(Page and application data records)
--- START ---
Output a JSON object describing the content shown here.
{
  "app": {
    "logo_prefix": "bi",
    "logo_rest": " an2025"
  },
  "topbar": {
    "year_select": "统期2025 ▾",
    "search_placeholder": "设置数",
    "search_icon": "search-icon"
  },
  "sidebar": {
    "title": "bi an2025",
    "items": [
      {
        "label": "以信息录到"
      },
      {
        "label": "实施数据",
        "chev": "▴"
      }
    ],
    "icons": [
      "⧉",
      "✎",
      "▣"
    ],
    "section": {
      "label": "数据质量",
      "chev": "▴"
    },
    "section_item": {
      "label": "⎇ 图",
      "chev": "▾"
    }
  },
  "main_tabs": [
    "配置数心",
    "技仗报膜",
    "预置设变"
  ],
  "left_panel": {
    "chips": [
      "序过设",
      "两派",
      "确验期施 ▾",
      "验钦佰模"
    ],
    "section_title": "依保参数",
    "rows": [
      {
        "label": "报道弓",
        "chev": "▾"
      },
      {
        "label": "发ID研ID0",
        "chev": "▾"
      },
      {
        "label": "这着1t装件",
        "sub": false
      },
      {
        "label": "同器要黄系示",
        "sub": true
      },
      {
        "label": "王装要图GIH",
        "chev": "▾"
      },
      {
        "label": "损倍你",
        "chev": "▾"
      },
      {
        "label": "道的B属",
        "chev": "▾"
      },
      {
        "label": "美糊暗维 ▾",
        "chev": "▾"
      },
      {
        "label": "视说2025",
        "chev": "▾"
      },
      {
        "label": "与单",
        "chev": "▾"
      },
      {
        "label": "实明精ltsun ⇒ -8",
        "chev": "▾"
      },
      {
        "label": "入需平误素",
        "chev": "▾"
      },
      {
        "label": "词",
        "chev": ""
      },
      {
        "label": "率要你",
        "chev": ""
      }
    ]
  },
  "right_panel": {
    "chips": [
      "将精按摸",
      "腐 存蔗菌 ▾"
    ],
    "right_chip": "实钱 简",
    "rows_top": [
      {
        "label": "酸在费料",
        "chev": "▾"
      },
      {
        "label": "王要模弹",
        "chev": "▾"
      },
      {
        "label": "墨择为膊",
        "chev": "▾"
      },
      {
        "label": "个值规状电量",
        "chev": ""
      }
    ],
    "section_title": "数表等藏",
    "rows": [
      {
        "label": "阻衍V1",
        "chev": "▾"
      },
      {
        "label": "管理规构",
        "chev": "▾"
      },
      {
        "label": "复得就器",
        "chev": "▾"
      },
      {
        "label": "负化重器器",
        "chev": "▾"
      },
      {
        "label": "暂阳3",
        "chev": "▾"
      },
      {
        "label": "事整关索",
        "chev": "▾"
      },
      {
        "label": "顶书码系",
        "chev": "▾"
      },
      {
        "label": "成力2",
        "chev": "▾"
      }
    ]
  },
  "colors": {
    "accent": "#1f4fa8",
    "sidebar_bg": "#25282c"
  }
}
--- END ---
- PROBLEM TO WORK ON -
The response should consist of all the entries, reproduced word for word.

- ANSWER AREA -
Output a JSON object describing the content shown here.
{
  "app": {
    "logo_prefix": "bi",
    "logo_rest": " an2025"
  },
  "topbar": {
    "year_select": "统期2025 ▾",
    "search_placeholder": "设置数",
    "search_icon": "search-icon"
  },
  "sidebar": {
    "title": "bi an2025",
    "items": [
      {
        "label": "以信息录到"
      },
      {
        "label": "实施数据",
        "chev": "▴"
      }
    ],
    "icons": [
      "⧉",
      "✎",
      "▣"
    ],
    "section": {
      "label": "数据质量",
      "chev": "▴"
    },
    "section_item": {
      "label": "⎇ 图",
      "chev": "▾"
    }
  },
  "main_tabs": [
    "配置数心",
    "技仗报膜",
    "预置设变"
  ],
  "left_panel": {
    "chips": [
      "序过设",
      "两派",
      "确验期施 ▾",
      "验钦佰模"
    ],
    "section_title": "依保参数",
    "rows": [
      {
        "label": "报道弓",
        "chev": "▾"
      },
      {
        "label": "发ID研ID0",
        "chev": "▾"
      },
      {
        "label": "这着1t装件",
        "sub": false
      },
      {
        "label": "同器要黄系示",
        "sub": true
      },
      {
        "label": "王装要图GIH",
        "chev": "▾"
      },
      {
        "label": "损倍你",
        "chev": "▾"
      },
      {
        "label": "道的B属",
        "chev": "▾"
      },
      {
        "label": "美糊暗维 ▾",
        "chev": "▾"
      },
      {
        "label": "视说2025",
        "chev": "▾"
      },
      {
        "label": "与单",
        "chev": "▾"
      },
      {
        "label": "实明精ltsun ⇒ -8",
        "chev": "▾"
      },
      {
        "label": "入需平误素",
        "chev": "▾"
      },
      {
        "label": "词",
        "chev": ""
      },
      {
        "label": "率要你",
        "chev": ""
      }
    ]
  },
  "right_panel": {
    "chips": [
      "将精按摸",
      "腐 存蔗菌 ▾"
    ],
    "right_chip": "实钱 简",
    "rows_top": [
      {
        "label": "酸在费料",
        "chev": "▾"
      },
      {
        "label": "王要模弹",
        "chev": "▾"
      },
      {
        "label": "墨择为膊",
        "chev": "▾"
      },
      {
        "label": "个值规状电量",
        "chev": ""
      }
    ],
    "section_title": "数表等藏",
    "rows": [
      {
        "label": "阻衍V1",
        "chev": "▾"
      },
      {
        "label": "管理规构",
        "chev": "▾"
      },
      {
        "label": "复得就器",
        "chev": "▾"
      },
      {
        "label": "负化重器器",
        "chev": "▾"
      },
      {
        "label": "暂阳3",
        "chev": "▾"
      },
      {
        "label": "事整关索",
        "chev": "▾"
      },
      {
        "label": "顶书码系",
        "chev": "▾"
      },
      {
        "label": "成力2",
        "chev": "▾"
      }
    ]
  },
  "colors": {
    "accent": "#1f4fa8",
    "sidebar_bg": "#25282c"
  }
}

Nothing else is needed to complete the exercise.